Work instruction: Repeat every line below exactly as it reads.

Element data from apps and pages
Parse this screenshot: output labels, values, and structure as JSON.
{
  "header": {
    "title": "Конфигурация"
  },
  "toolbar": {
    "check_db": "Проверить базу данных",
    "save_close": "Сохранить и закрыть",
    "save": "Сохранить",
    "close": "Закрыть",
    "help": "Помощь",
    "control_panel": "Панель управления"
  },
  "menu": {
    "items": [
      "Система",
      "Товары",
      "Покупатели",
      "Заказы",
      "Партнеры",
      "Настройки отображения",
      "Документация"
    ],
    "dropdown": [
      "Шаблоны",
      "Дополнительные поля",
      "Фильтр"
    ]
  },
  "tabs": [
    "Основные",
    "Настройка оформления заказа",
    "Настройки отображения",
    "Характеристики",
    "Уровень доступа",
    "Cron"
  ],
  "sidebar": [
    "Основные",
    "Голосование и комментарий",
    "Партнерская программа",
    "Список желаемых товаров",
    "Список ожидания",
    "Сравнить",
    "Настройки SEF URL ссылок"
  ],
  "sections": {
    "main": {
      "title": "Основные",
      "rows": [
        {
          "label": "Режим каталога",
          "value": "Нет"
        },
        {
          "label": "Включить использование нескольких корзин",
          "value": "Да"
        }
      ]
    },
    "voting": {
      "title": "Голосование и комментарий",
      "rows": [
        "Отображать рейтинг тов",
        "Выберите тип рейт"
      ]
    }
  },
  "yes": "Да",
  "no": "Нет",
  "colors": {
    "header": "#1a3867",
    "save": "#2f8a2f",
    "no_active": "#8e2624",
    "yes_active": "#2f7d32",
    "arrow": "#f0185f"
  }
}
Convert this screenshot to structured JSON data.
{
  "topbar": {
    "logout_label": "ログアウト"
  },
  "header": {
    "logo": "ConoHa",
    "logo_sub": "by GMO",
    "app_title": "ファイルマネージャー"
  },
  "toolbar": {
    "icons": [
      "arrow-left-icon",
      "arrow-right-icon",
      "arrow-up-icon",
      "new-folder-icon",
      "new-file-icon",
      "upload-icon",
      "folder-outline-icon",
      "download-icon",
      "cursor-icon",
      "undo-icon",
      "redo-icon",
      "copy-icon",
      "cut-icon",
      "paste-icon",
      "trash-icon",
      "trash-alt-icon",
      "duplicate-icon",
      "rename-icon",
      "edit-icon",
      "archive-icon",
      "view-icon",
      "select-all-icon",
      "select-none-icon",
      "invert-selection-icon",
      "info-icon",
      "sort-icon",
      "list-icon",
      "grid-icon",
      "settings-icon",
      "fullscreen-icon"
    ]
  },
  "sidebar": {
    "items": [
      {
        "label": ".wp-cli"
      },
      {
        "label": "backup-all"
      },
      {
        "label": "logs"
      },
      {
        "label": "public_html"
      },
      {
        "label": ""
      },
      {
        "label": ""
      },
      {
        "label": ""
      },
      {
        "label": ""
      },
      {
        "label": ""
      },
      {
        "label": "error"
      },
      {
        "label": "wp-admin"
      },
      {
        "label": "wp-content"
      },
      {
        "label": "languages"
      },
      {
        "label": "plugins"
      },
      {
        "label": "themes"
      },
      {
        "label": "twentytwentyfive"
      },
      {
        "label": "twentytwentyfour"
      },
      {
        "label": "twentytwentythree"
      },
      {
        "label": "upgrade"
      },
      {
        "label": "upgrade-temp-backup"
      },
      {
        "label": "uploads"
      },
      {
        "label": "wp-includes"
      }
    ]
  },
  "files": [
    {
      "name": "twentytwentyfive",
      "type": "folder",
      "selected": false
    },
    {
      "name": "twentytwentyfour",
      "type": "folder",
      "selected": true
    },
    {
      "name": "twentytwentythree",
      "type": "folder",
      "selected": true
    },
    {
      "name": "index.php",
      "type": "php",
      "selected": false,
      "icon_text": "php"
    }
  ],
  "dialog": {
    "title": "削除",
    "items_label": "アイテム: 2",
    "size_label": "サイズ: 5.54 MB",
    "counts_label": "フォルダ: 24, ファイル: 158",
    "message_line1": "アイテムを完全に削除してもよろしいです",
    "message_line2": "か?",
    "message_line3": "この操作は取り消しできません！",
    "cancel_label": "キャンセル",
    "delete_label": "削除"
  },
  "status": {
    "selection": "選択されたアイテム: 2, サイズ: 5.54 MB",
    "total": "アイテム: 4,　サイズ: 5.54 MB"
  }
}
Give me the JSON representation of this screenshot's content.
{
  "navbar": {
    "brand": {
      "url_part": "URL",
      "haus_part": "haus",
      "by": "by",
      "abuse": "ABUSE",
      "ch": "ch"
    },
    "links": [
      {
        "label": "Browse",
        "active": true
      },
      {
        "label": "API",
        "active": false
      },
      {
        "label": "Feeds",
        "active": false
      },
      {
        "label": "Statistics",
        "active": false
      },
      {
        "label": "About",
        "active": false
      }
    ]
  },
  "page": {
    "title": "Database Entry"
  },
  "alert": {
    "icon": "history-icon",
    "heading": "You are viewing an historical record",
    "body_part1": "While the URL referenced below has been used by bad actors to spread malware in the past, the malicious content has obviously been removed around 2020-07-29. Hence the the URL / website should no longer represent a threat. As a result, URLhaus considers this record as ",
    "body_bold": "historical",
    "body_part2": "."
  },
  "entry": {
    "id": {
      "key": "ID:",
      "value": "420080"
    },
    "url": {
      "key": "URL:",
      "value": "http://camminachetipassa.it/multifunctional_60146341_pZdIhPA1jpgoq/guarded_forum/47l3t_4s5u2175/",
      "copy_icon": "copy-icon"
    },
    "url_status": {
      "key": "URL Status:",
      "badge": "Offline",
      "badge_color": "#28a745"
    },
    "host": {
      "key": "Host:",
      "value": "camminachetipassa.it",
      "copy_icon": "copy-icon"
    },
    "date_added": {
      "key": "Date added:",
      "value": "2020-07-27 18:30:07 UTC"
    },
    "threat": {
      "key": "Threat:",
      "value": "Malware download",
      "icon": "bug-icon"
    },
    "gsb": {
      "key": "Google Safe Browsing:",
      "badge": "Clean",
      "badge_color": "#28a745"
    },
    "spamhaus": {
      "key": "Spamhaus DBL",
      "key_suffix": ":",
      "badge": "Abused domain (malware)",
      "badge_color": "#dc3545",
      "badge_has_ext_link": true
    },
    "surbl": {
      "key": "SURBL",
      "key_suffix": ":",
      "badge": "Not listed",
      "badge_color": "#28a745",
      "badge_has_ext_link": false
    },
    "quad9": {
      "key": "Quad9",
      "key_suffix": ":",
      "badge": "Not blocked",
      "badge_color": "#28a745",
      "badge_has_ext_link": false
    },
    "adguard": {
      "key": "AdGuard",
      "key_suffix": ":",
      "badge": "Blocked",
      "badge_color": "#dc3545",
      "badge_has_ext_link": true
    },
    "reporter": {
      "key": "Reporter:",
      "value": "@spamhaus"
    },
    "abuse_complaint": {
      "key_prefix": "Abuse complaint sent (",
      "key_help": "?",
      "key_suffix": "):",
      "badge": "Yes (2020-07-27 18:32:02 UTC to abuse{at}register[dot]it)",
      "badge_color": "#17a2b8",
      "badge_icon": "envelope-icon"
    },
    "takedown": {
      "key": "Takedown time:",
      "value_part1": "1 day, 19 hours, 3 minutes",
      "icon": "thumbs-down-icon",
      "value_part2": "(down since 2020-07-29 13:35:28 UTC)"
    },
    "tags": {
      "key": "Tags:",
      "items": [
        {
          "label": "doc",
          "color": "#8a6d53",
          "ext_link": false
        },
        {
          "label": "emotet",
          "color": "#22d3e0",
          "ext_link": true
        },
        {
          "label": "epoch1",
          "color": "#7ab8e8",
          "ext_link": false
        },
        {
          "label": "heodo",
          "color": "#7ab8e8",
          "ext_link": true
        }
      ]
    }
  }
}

Solution for this task:
Parse this screenshot: output labels, values, and structure as JSON.
{
  "header": {
    "title": "Конфигурация"
  },
  "toolbar": {
    "check_db": "Проверить базу данных",
    "save_close": "Сохранить и закрыть",
    "save": "Сохранить",
    "close": "Закрыть",
    "help": "Помощь",
    "control_panel": "Панель управления"
  },
  "menu": {
    "items": [
      "Система",
      "Товары",
      "Покупатели",
      "Заказы",
      "Партнеры",
      "Настройки отображения",
      "Документация"
    ],
    "dropdown": [
      "Шаблоны",
      "Дополнительные поля",
      "Фильтр"
    ]
  },
  "tabs": [
    "Основные",
    "Настройка оформления заказа",
    "Настройки отображения",
    "Характеристики",
    "Уровень доступа",
    "Cron"
  ],
  "sidebar": [
    "Основные",
    "Голосование и комментарий",
    "Партнерская программа",
    "Список желаемых товаров",
    "Список ожидания",
    "Сравнить",
    "Настройки SEF URL ссылок"
  ],
  "sections": {
    "main": {
      "title": "Основные",
      "rows": [
        {
          "label": "Режим каталога",
          "value": "Нет"
        },
        {
          "label": "Включить использование нескольких корзин",
          "value": "Да"
        }
      ]
    },
    "voting": {
      "title": "Голосование и комментарий",
      "rows": [
        "Отображать рейтинг тов",
        "Выберите тип рейт"
      ]
    }
  },
  "yes": "Да",
  "no": "Нет",
  "colors": {
    "header": "#1a3867",
    "save": "#2f8a2f",
    "no_active": "#8e2624",
    "yes_active": "#2f7d32",
    "arrow": "#f0185f"
  }
}
Convert this screenshot to structured JSON data.
{
  "topbar": {
    "logout_label": "ログアウト"
  },
  "header": {
    "logo": "ConoHa",
    "logo_sub": "by GMO",
    "app_title": "ファイルマネージャー"
  },
  "toolbar": {
    "icons": [
      "arrow-left-icon",
      "arrow-right-icon",
      "arrow-up-icon",
      "new-folder-icon",
      "new-file-icon",
      "upload-icon",
      "folder-outline-icon",
      "download-icon",
      "cursor-icon",
      "undo-icon",
      "redo-icon",
      "copy-icon",
      "cut-icon",
      "paste-icon",
      "trash-icon",
      "trash-alt-icon",
      "duplicate-icon",
      "rename-icon",
      "edit-icon",
      "archive-icon",
      "view-icon",
      "select-all-icon",
      "select-none-icon",
      "invert-selection-icon",
      "info-icon",
      "sort-icon",
      "list-icon",
      "grid-icon",
      "settings-icon",
      "fullscreen-icon"
    ]
  },
  "sidebar": {
    "items": [
      {
        "label": ".wp-cli"
      },
      {
        "label": "backup-all"
      },
      {
        "label": "logs"
      },
      {
        "label": "public_html"
      },
      {
        "label": ""
      },
      {
        "label": ""
      },
      {
        "label": ""
      },
      {
        "label": ""
      },
      {
        "label": ""
      },
      {
        "label": "error"
      },
      {
        "label": "wp-admin"
      },
      {
        "label": "wp-content"
      },
      {
        "label": "languages"
      },
      {
        "label": "plugins"
      },
      {
        "label": "themes"
      },
      {
        "label": "twentytwentyfive"
      },
      {
        "label": "twentytwentyfour"
      },
      {
        "label": "twentytwentythree"
      },
      {
        "label": "upgrade"
      },
      {
        "label": "upgrade-temp-backup"
      },
      {
        "label": "uploads"
      },
      {
        "label": "wp-includes"
      }
    ]
  },
  "files": [
    {
      "name": "twentytwentyfive",
      "type": "folder",
      "selected": false
    },
    {
      "name": "twentytwentyfour",
      "type": "folder",
      "selected": true
    },
    {
      "name": "twentytwentythree",
      "type": "folder",
      "selected": true
    },
    {
      "name": "index.php",
      "type": "php",
      "selected": false,
      "icon_text": "php"
    }
  ],
  "dialog": {
    "title": "削除",
    "items_label": "アイテム: 2",
    "size_label": "サイズ: 5.54 MB",
    "counts_label": "フォルダ: 24, ファイル: 158",
    "message_line1": "アイテムを完全に削除してもよろしいです",
    "message_line2": "か?",
    "message_line3": "この操作は取り消しできません！",
    "cancel_label": "キャンセル",
    "delete_label": "削除"
  },
  "status": {
    "selection": "選択されたアイテム: 2, サイズ: 5.54 MB",
    "total": "アイテム: 4,　サイズ: 5.54 MB"
  }
}
Give me the JSON representation of this screenshot's content.
{
  "navbar": {
    "brand": {
      "url_part": "URL",
      "haus_part": "haus",
      "by": "by",
      "abuse": "ABUSE",
      "ch": "ch"
    },
    "links": [
      {
        "label": "Browse",
        "active": true
      },
      {
        "label": "API",
        "active": false
      },
      {
        "label": "Feeds",
        "active": false
      },
      {
        "label": "Statistics",
        "active": false
      },
      {
        "label": "About",
        "active": false
      }
    ]
  },
  "page": {
    "title": "Database Entry"
  },
  "alert": {
    "icon": "history-icon",
    "heading": "You are viewing an historical record",
    "body_part1": "While the URL referenced below has been used by bad actors to spread malware in the past, the malicious content has obviously been removed around 2020-07-29. Hence the the URL / website should no longer represent a threat. As a result, URLhaus considers this record as ",
    "body_bold": "historical",
    "body_part2": "."
  },
  "entry": {
    "id": {
      "key": "ID:",
      "value": "420080"
    },
    "url": {
      "key": "URL:",
      "value": "http://camminachetipassa.it/multifunctional_60146341_pZdIhPA1jpgoq/guarded_forum/47l3t_4s5u2175/",
      "copy_icon": "copy-icon"
    },
    "url_status": {
      "key": "URL Status:",
      "badge": "Offline",
      "badge_color": "#28a745"
    },
    "host": {
      "key": "Host:",
      "value": "camminachetipassa.it",
      "copy_icon": "copy-icon"
    },
    "date_added": {
      "key": "Date added:",
      "value": "2020-07-27 18:30:07 UTC"
    },
    "threat": {
      "key": "Threat:",
      "value": "Malware download",
      "icon": "bug-icon"
    },
    "gsb": {
      "key": "Google Safe Browsing:",
      "badge": "Clean",
      "badge_color": "#28a745"
    },
    "spamhaus": {
      "key": "Spamhaus DBL",
      "key_suffix": ":",
      "badge": "Abused domain (malware)",
      "badge_color": "#dc3545",
      "badge_has_ext_link": true
    },
    "surbl": {
      "key": "SURBL",
      "key_suffix": ":",
      "badge": "Not listed",
      "badge_color": "#28a745",
      "badge_has_ext_link": false
    },
    "quad9": {
      "key": "Quad9",
      "key_suffix": ":",
      "badge": "Not blocked",
      "badge_color": "#28a745",
      "badge_has_ext_link": false
    },
    "adguard": {
      "key": "AdGuard",
      "key_suffix": ":",
      "badge": "Blocked",
      "badge_color": "#dc3545",
      "badge_has_ext_link": true
    },
    "reporter": {
      "key": "Reporter:",
      "value": "@spamhaus"
    },
    "abuse_complaint": {
      "key_prefix": "Abuse complaint sent (",
      "key_help": "?",
      "key_suffix": "):",
      "badge": "Yes (2020-07-27 18:32:02 UTC to abuse{at}register[dot]it)",
      "badge_color": "#17a2b8",
      "badge_icon": "envelope-icon"
    },
    "takedown": {
      "key": "Takedown time:",
      "value_part1": "1 day, 19 hours, 3 minutes",
      "icon": "thumbs-down-icon",
      "value_part2": "(down since 2020-07-29 13:35:28 UTC)"
    },
    "tags": {
      "key": "Tags:",
      "items": [
        {
          "label": "doc",
          "color": "#8a6d53",
          "ext_link": false
        },
        {
          "label": "emotet",
          "color": "#22d3e0",
          "ext_link": true
        },
        {
          "label": "epoch1",
          "color": "#7ab8e8",
          "ext_link": false
        },
        {
          "label": "heodo",
          "color": "#7ab8e8",
          "ext_link": true
        }
      ]
    }
  }
}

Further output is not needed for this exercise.